:: Data for the task

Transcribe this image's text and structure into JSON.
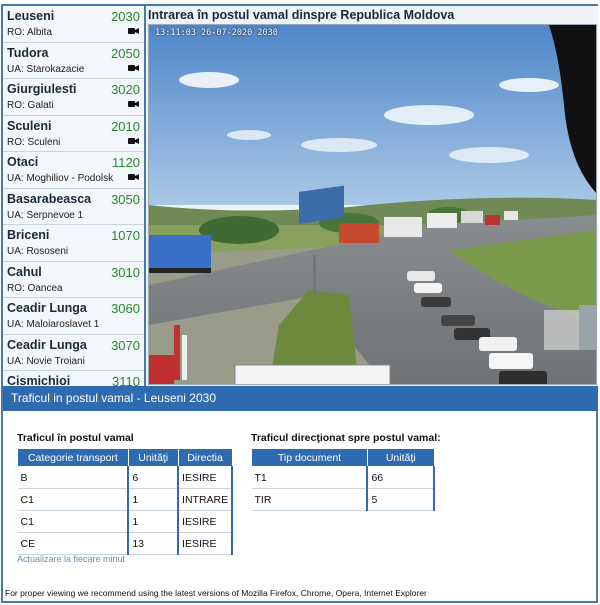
{
  "posts": [
    {
      "name": "Leuseni",
      "code": "2030",
      "country": "RO: Albita",
      "camera": true
    },
    {
      "name": "Tudora",
      "code": "2050",
      "country": "UA: Starokazacie",
      "camera": true
    },
    {
      "name": "Giurgiulesti",
      "code": "3020",
      "country": "RO: Galati",
      "camera": true
    },
    {
      "name": "Sculeni",
      "code": "2010",
      "country": "RO: Sculeni",
      "camera": true
    },
    {
      "name": "Otaci",
      "code": "1120",
      "country": "UA: Moghiliov - Podolsk",
      "camera": true
    },
    {
      "name": "Basarabeasca",
      "code": "3050",
      "country": "UA: Serpnevoe 1",
      "camera": false
    },
    {
      "name": "Briceni",
      "code": "1070",
      "country": "UA: Rososeni",
      "camera": false
    },
    {
      "name": "Cahul",
      "code": "3010",
      "country": "RO: Oancea",
      "camera": false
    },
    {
      "name": "Ceadir Lunga",
      "code": "3060",
      "country": "UA: Maloiaroslavet 1",
      "camera": false
    },
    {
      "name": "Ceadir Lunga",
      "code": "3070",
      "country": "UA: Novie Troiani",
      "camera": false
    },
    {
      "name": "Cismichioi",
      "code": "3110",
      "country": "",
      "camera": false
    }
  ],
  "camera": {
    "title": "Intrarea în postul vamal dinspre Republica Moldova",
    "timestamp": "13:11:03 26-07-2020 2030"
  },
  "traffic_bar_title": "Traficul in postul vamal - Leuseni 2030",
  "traffic_in": {
    "title": "Traficul în postul vamal",
    "headers": [
      "Categorie transport",
      "Unităţi",
      "Directia"
    ],
    "rows": [
      [
        "B",
        "6",
        "IESIRE"
      ],
      [
        "C1",
        "1",
        "INTRARE"
      ],
      [
        "C1",
        "1",
        "IESIRE"
      ],
      [
        "CE",
        "13",
        "IESIRE"
      ]
    ]
  },
  "traffic_directed": {
    "title": "Traficul direcţionat spre postul vamal:",
    "headers": [
      "Tip document",
      "Unităţi"
    ],
    "rows": [
      [
        "T1",
        "66"
      ],
      [
        "TIR",
        "5"
      ]
    ]
  },
  "update_note": "Actualizare la fiecare minut",
  "footer_note": "For proper viewing we recommend using the latest versions of Mozilla Firefox, Chrome, Opera, Internet Explorer",
  "colors": {
    "accent": "#2f6bb0",
    "code_green": "#2a8a2a",
    "border": "#4a78a8"
  }
}
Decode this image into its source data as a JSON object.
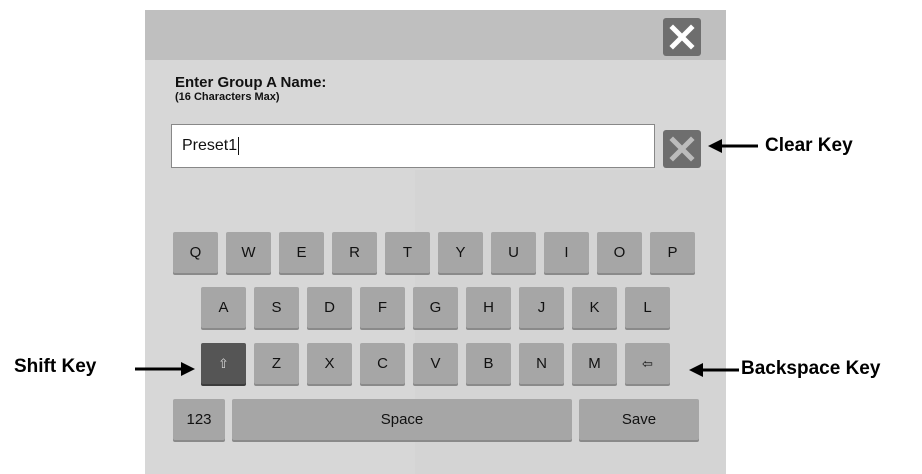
{
  "dialog": {
    "close_icon": "close-x-icon",
    "prompt_title": "Enter Group A Name:",
    "prompt_subtitle": "(16 Characters Max)",
    "input_value": "Preset1",
    "clear_icon": "clear-x-icon"
  },
  "keyboard": {
    "row1": [
      "Q",
      "W",
      "E",
      "R",
      "T",
      "Y",
      "U",
      "I",
      "O",
      "P"
    ],
    "row2": [
      "A",
      "S",
      "D",
      "F",
      "G",
      "H",
      "J",
      "K",
      "L"
    ],
    "row3": [
      "⇧",
      "Z",
      "X",
      "C",
      "V",
      "B",
      "N",
      "M",
      "⇦"
    ],
    "row4": [
      "123",
      "Space",
      "Save"
    ]
  },
  "callouts": {
    "clear_key": "Clear Key",
    "shift_key": "Shift Key",
    "backspace_key": "Backspace Key"
  },
  "colors": {
    "panel_bg": "#d7d7d7",
    "titlebar_bg": "#bfbfbf",
    "key_bg": "#a6a6a6",
    "shift_key_bg": "#555555",
    "close_btn_bg": "#6e6e6e"
  }
}
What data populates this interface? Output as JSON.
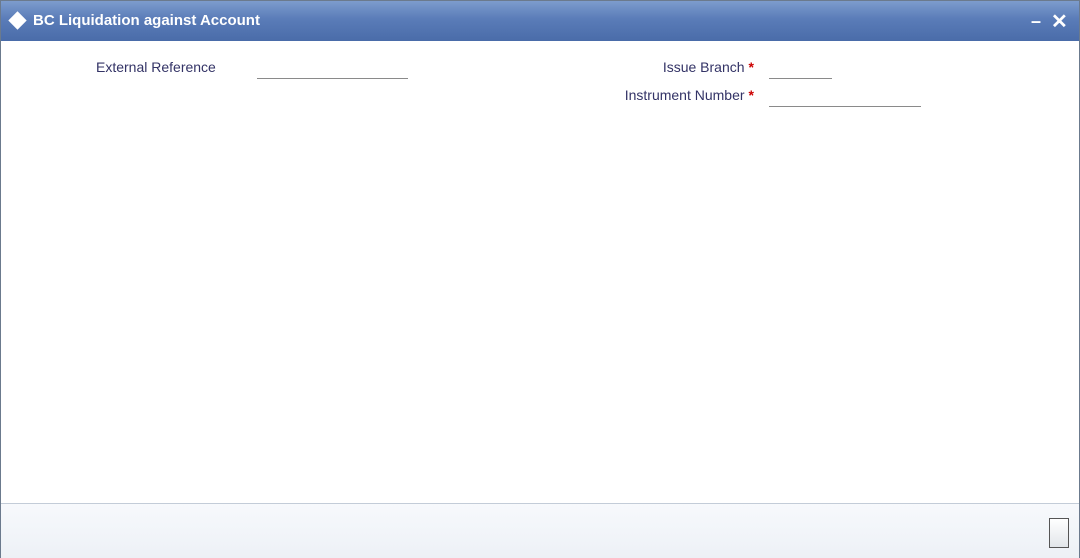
{
  "window": {
    "title": "BC Liquidation against Account",
    "title_icon": "diamond-icon",
    "minimize_glyph": "–",
    "close_glyph": "✕"
  },
  "form": {
    "external_reference": {
      "label": "External Reference",
      "value": ""
    },
    "issue_branch": {
      "label": "Issue Branch",
      "required_mark": "*",
      "value": ""
    },
    "instrument_number": {
      "label": "Instrument Number",
      "required_mark": "*",
      "value": ""
    }
  },
  "colors": {
    "title_bar": "#5a7cb8",
    "label_text": "#333366",
    "required": "#cc0000"
  }
}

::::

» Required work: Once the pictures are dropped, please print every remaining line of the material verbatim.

» Response for this exercise:
Transcribe this image's text and structure into JSON.
{
  "posts": [
    {
      "name": "Leuseni",
      "code": "2030",
      "country": "RO: Albita",
      "camera": true
    },
    {
      "name": "Tudora",
      "code": "2050",
      "country": "UA: Starokazacie",
      "camera": true
    },
    {
      "name": "Giurgiulesti",
      "code": "3020",
      "country": "RO: Galati",
      "camera": true
    },
    {
      "name": "Sculeni",
      "code": "2010",
      "country": "RO: Sculeni",
      "camera": true
    },
    {
      "name": "Otaci",
      "code": "1120",
      "country": "UA: Moghiliov - Podolsk",
      "camera": true
    },
    {
      "name": "Basarabeasca",
      "code": "3050",
      "country": "UA: Serpnevoe 1",
      "camera": false
    },
    {
      "name": "Briceni",
      "code": "1070",
      "country": "UA: Rososeni",
      "camera": false
    },
    {
      "name": "Cahul",
      "code": "3010",
      "country": "RO: Oancea",
      "camera": false
    },
    {
      "name": "Ceadir Lunga",
      "code": "3060",
      "country": "UA: Maloiaroslavet 1",
      "camera": false
    },
    {
      "name": "Ceadir Lunga",
      "code": "3070",
      "country": "UA: Novie Troiani",
      "camera": false
    },
    {
      "name": "Cismichioi",
      "code": "3110",
      "country": "",
      "camera": false
    }
  ],
  "camera": {
    "title": "Intrarea în postul vamal dinspre Republica Moldova",
    "timestamp": "13:11:03 26-07-2020 2030"
  },
  "traffic_bar_title": "Traficul in postul vamal - Leuseni 2030",
  "traffic_in": {
    "title": "Traficul în postul vamal",
    "headers": [
      "Categorie transport",
      "Unităţi",
      "Directia"
    ],
    "rows": [
      [
        "B",
        "6",
        "IESIRE"
      ],
      [
        "C1",
        "1",
        "INTRARE"
      ],
      [
        "C1",
        "1",
        "IESIRE"
      ],
      [
        "CE",
        "13",
        "IESIRE"
      ]
    ]
  },
  "traffic_directed": {
    "title": "Traficul direcţionat spre postul vamal:",
    "headers": [
      "Tip document",
      "Unităţi"
    ],
    "rows": [
      [
        "T1",
        "66"
      ],
      [
        "TIR",
        "5"
      ]
    ]
  },
  "update_note": "Actualizare la fiecare minut",
  "footer_note": "For proper viewing we recommend using the latest versions of Mozilla Firefox, Chrome, Opera, Internet Explorer",
  "colors": {
    "accent": "#2f6bb0",
    "code_green": "#2a8a2a",
    "border": "#4a78a8"
  }
}
Decode this image into its source data as a JSON object.
{
  "dialog": {
    "close_icon": "close-x-icon",
    "prompt_title": "Enter Group A Name:",
    "prompt_subtitle": "(16 Characters Max)",
    "input_value": "Preset1",
    "clear_icon": "clear-x-icon"
  },
  "keyboard": {
    "row1": [
      "Q",
      "W",
      "E",
      "R",
      "T",
      "Y",
      "U",
      "I",
      "O",
      "P"
    ],
    "row2": [
      "A",
      "S",
      "D",
      "F",
      "G",
      "H",
      "J",
      "K",
      "L"
    ],
    "row3": [
      "⇧",
      "Z",
      "X",
      "C",
      "V",
      "B",
      "N",
      "M",
      "⇦"
    ],
    "row4": [
      "123",
      "Space",
      "Save"
    ]
  },
  "callouts": {
    "clear_key": "Clear Key",
    "shift_key": "Shift Key",
    "backspace_key": "Backspace Key"
  },
  "colors": {
    "panel_bg": "#d7d7d7",
    "titlebar_bg": "#bfbfbf",
    "key_bg": "#a6a6a6",
    "shift_key_bg": "#555555",
    "close_btn_bg": "#6e6e6e"
  }
}
What data populates this interface? Output as JSON.
{
  "window": {
    "title": "BC Liquidation against Account",
    "title_icon": "diamond-icon",
    "minimize_glyph": "–",
    "close_glyph": "✕"
  },
  "form": {
    "external_reference": {
      "label": "External Reference",
      "value": ""
    },
    "issue_branch": {
      "label": "Issue Branch",
      "required_mark": "*",
      "value": ""
    },
    "instrument_number": {
      "label": "Instrument Number",
      "required_mark": "*",
      "value": ""
    }
  },
  "colors": {
    "title_bar": "#5a7cb8",
    "label_text": "#333366",
    "required": "#cc0000"
  }
}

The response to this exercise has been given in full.